INFORMATION SUPPLIED:
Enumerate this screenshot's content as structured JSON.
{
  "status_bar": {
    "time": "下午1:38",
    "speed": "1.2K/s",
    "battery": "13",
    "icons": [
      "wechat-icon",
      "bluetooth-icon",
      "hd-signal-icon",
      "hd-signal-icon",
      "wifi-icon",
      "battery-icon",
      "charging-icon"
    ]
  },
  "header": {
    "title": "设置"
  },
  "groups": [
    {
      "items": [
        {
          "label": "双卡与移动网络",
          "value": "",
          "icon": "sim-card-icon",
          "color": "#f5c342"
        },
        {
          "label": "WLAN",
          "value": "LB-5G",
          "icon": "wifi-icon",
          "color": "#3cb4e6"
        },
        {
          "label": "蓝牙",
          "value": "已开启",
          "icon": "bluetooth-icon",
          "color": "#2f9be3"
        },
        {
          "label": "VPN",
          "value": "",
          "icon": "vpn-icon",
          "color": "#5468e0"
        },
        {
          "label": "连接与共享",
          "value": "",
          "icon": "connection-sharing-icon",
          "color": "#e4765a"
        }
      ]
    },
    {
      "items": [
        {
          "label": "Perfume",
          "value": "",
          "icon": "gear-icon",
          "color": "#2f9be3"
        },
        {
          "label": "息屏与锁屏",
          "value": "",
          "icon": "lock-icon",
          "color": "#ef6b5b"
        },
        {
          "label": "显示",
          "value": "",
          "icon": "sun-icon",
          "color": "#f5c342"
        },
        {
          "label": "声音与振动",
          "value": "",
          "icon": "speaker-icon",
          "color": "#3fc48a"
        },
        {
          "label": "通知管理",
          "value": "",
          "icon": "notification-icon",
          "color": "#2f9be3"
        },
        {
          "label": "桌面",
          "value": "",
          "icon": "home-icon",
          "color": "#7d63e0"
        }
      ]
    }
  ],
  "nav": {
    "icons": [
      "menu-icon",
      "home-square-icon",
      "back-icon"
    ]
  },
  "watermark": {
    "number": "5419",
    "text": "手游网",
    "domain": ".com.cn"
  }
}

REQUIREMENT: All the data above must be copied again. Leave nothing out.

RESPONSE TO THIS EXERCISE:
Enumerate this screenshot's content as structured JSON.
{
  "status_bar": {
    "time": "下午1:38",
    "speed": "1.2K/s",
    "battery": "13",
    "icons": [
      "wechat-icon",
      "bluetooth-icon",
      "hd-signal-icon",
      "hd-signal-icon",
      "wifi-icon",
      "battery-icon",
      "charging-icon"
    ]
  },
  "header": {
    "title": "设置"
  },
  "groups": [
    {
      "items": [
        {
          "label": "双卡与移动网络",
          "value": "",
          "icon": "sim-card-icon",
          "color": "#f5c342"
        },
        {
          "label": "WLAN",
          "value": "LB-5G",
          "icon": "wifi-icon",
          "color": "#3cb4e6"
        },
        {
          "label": "蓝牙",
          "value": "已开启",
          "icon": "bluetooth-icon",
          "color": "#2f9be3"
        },
        {
          "label": "VPN",
          "value": "",
          "icon": "vpn-icon",
          "color": "#5468e0"
        },
        {
          "label": "连接与共享",
          "value": "",
          "icon": "connection-sharing-icon",
          "color": "#e4765a"
        }
      ]
    },
    {
      "items": [
        {
          "label": "Perfume",
          "value": "",
          "icon": "gear-icon",
          "color": "#2f9be3"
        },
        {
          "label": "息屏与锁屏",
          "value": "",
          "icon": "lock-icon",
          "color": "#ef6b5b"
        },
        {
          "label": "显示",
          "value": "",
          "icon": "sun-icon",
          "color": "#f5c342"
        },
        {
          "label": "声音与振动",
          "value": "",
          "icon": "speaker-icon",
          "color": "#3fc48a"
        },
        {
          "label": "通知管理",
          "value": "",
          "icon": "notification-icon",
          "color": "#2f9be3"
        },
        {
          "label": "桌面",
          "value": "",
          "icon": "home-icon",
          "color": "#7d63e0"
        }
      ]
    }
  ],
  "nav": {
    "icons": [
      "menu-icon",
      "home-square-icon",
      "back-icon"
    ]
  },
  "watermark": {
    "number": "5419",
    "text": "手游网",
    "domain": ".com.cn"
  }
}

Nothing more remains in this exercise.